WHAT TO WORK ON
Would you copy out each line of the records below that includes the word "icon"?
----- DATA SHOWN
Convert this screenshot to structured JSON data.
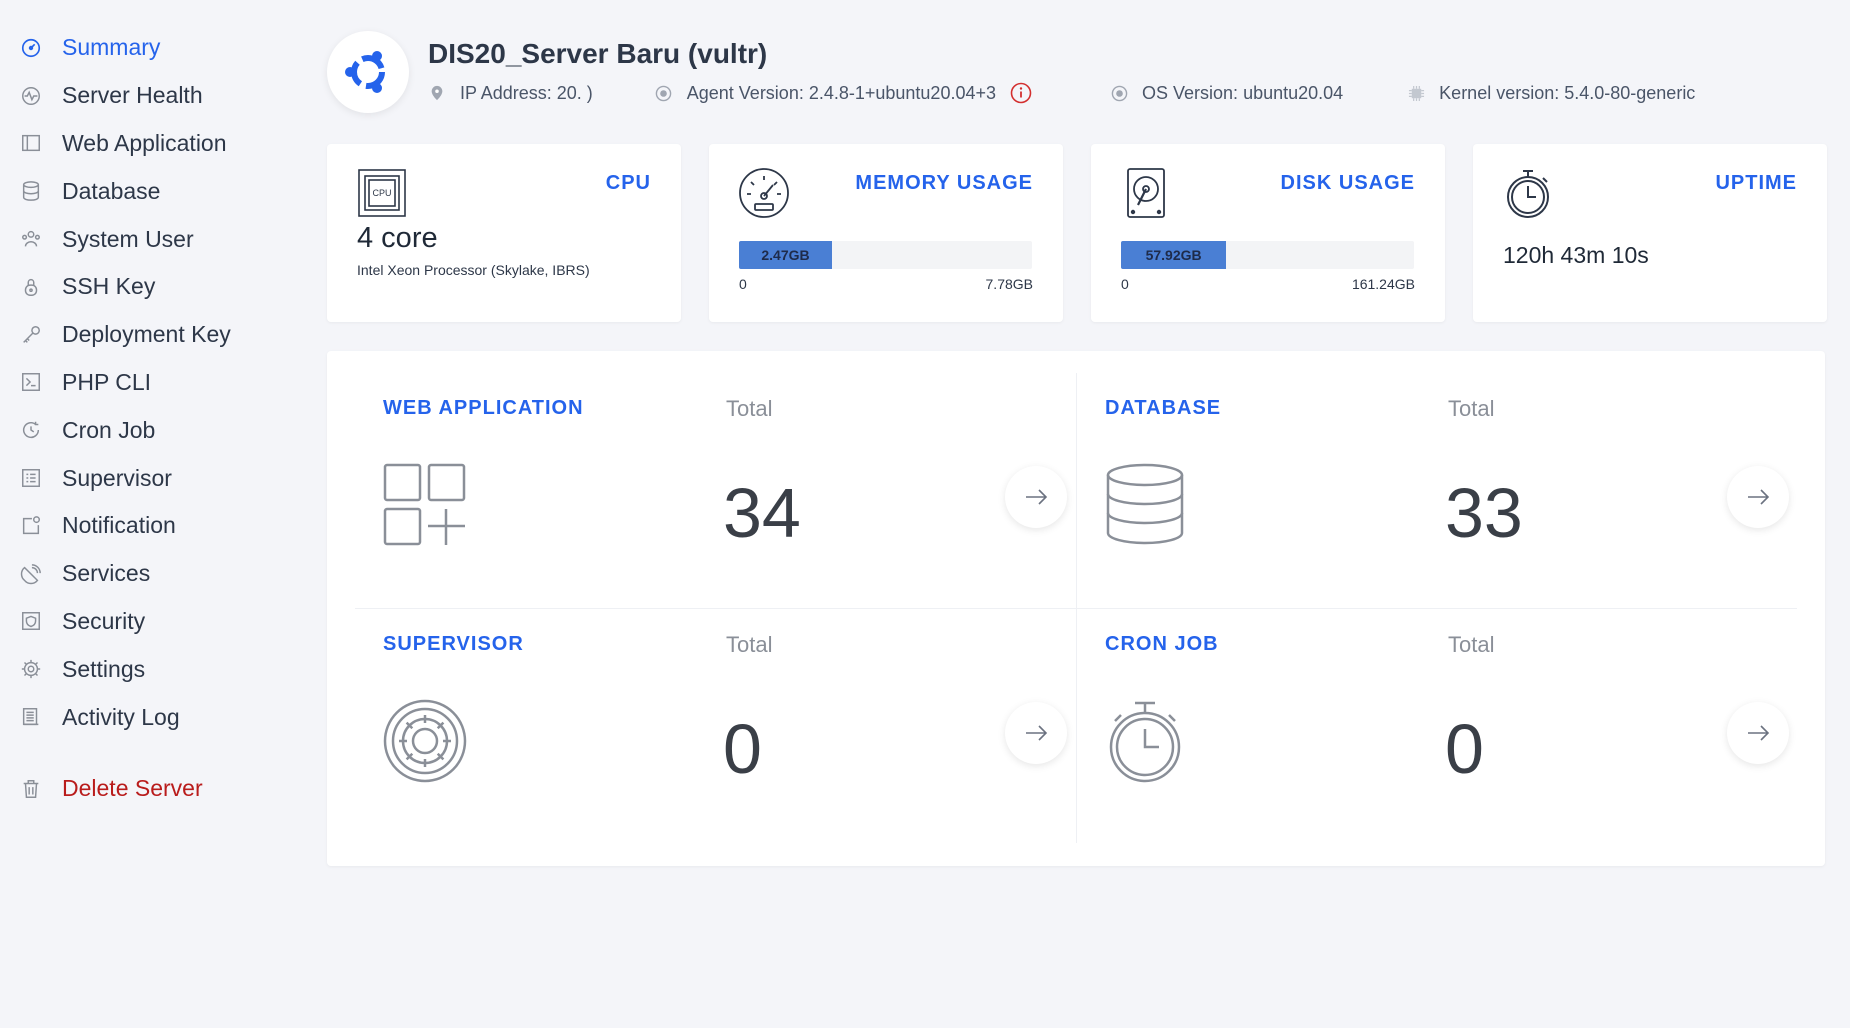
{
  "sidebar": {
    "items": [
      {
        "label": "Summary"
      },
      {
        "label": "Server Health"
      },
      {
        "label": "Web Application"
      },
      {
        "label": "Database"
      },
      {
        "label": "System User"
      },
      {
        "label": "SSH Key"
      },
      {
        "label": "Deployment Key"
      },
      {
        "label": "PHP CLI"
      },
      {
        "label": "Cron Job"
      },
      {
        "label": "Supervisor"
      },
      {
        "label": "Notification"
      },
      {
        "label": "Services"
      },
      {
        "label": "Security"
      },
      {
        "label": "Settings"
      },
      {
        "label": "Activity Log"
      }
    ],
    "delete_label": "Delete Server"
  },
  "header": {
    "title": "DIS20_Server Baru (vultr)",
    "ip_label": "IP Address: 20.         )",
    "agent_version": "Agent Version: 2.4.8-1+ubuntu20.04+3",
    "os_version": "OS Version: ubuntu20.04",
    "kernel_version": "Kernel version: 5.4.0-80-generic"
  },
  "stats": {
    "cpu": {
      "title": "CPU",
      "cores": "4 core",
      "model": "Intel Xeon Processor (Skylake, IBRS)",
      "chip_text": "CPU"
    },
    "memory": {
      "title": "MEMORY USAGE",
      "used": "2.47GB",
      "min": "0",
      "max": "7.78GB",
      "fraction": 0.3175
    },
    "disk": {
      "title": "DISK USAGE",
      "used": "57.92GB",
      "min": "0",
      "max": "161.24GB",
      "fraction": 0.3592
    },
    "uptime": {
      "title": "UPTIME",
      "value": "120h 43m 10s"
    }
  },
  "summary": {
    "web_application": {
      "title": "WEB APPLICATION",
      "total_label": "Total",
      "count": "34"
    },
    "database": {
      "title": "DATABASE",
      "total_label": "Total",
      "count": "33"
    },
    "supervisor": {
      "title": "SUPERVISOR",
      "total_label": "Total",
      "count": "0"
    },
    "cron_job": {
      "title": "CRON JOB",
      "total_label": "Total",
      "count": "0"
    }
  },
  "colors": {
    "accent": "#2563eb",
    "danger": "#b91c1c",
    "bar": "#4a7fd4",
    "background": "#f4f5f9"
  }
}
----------
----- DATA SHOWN
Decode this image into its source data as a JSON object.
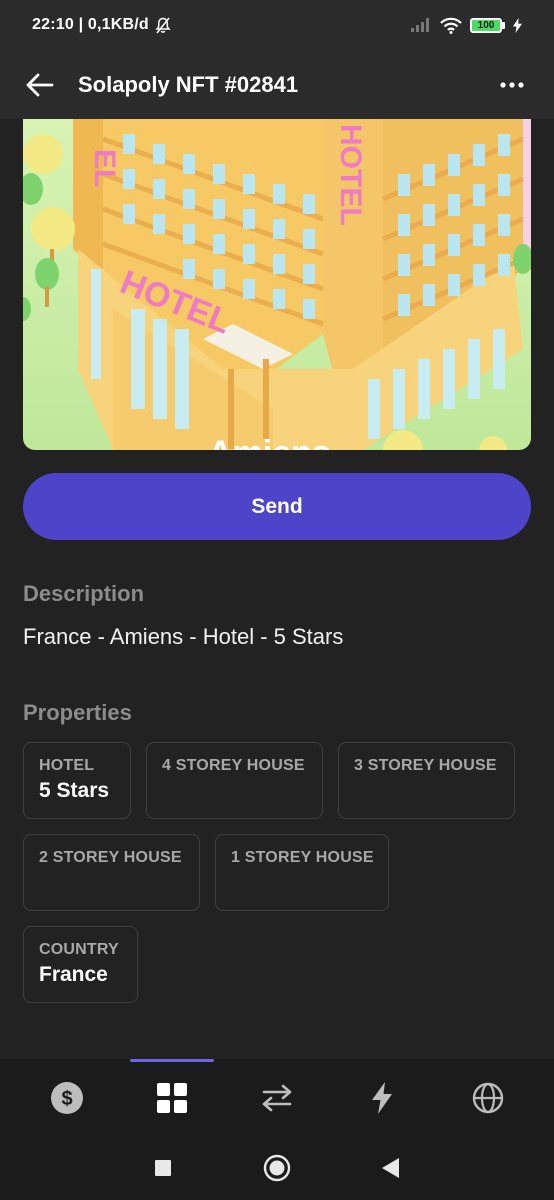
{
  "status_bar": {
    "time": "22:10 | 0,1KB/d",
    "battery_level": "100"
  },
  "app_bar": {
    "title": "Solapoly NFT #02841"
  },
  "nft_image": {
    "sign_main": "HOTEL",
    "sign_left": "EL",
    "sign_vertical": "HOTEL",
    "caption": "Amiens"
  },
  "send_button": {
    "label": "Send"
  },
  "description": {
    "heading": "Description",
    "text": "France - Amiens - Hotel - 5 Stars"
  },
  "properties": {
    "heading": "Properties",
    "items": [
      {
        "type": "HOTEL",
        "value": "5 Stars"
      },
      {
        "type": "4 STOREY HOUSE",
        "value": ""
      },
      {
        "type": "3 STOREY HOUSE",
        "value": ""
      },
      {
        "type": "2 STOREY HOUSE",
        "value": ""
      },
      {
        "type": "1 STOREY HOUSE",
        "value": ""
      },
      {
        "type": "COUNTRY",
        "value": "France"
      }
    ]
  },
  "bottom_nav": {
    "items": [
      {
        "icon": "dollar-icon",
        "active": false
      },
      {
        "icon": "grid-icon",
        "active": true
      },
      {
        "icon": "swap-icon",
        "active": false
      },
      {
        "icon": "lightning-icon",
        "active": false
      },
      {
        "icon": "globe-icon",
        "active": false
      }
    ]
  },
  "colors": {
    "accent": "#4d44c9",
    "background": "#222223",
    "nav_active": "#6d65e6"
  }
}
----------
EXERCISE OUTPUT
        "icon": "dollar-icon",
        "icon": "grid-icon",
        "icon": "swap-icon",
        "icon": "lightning-icon",
        "icon": "globe-icon",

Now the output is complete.